Health Tips from a Mother of Three

Reasons That Your Doctor May Use An Ultrasound When You Aren't Pregnant

When you think of ultrasound imaging, you like picture excited expectant parents learning their baby's gender or a pregnant woman checking on her fetus' health. However, ultrasounds are used for a variety of purposes beyond prenatal care. Learn more about ultrasounds and how they're used below.

Why Ultrasounds?

During an ultrasound, the equipment a high frequency radio wave that's too high for human ears to detect. When the wave bounces off of structure in the body, the transducer equipment converts the wave data into an image.

Ultrasounds have little to no risk and are completely noninvasive, making them the preferred first step in diagnosing most internal conditions. Because the clarity of an ultrasound image depends on the transmitted waves being unobstructed, ultrasounds are only used for examination of the soft tissues and organs. Examination of the skeletal system is done using X-rays, while MRIs are used to look at both bone and soft tissue simultaneously.

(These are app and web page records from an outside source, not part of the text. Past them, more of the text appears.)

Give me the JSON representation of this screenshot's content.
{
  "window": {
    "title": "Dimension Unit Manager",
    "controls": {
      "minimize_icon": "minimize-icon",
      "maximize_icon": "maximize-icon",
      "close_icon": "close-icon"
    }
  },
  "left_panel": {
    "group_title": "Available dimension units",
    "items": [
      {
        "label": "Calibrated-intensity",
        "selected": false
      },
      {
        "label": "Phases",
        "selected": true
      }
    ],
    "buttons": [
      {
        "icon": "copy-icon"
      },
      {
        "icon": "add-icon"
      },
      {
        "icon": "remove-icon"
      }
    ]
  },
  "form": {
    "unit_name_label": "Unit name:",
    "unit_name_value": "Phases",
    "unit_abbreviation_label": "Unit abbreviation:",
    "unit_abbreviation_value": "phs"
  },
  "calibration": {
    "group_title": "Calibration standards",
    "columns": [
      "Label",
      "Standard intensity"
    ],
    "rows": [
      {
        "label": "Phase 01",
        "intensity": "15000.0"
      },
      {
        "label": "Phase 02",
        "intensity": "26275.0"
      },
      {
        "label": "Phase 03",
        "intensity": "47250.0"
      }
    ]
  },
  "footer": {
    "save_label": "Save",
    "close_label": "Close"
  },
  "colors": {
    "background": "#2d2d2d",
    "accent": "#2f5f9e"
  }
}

In most cases, ultrasound sessions are less than 30 minutes long, though the length of the examination depends on the complexity of the issue and whether or not the technician can get a clear image. To ensure image clarity, the technicians may request that a patient drink a certain amount of water or avoid eating to help keep the bladder and stomach from obstructing the image. However, for many ultrasounds, no preparations are necessary before the procedure.

Which Conditions are Ultrasounds Used For?

You may receive an ultrasound to diagnose a new condition or to observe the changes to an existing condition. Ultrasound imaging is commonly used to examine patients with conditions that affect the following body systems:

  • Adrenal, including glands or the thyroid
  • Digestive, including the abdomen and bowel
  • Reproductive, including the ovaries, prostate, or scrotum 

Ultrasounds can also be used to a limited degree for examining the chest, neck, and head. The unique process for ultrasound imaging makes it an ideal diagnostic tool for many conditions, including:

  • Appendicitis 
  • Inguinal hernia
  • Kidney stones
  • Obstructions in the digestive or urinary systems
  • Organ enlargement, especially the liver or spleen

Doctors also use ultrasounds as a preliminary examination to determine the size and nature of an unidentified mass or tumor. 

If you experience discomfort related to an organ or soft tissue condition, don't be surprised when your doctor orders an ultrasound. This noninvasive imaging option can help your health care provider better understand your symptoms and needs.

For more information, talk to a professional like EVDI Medical Imaging.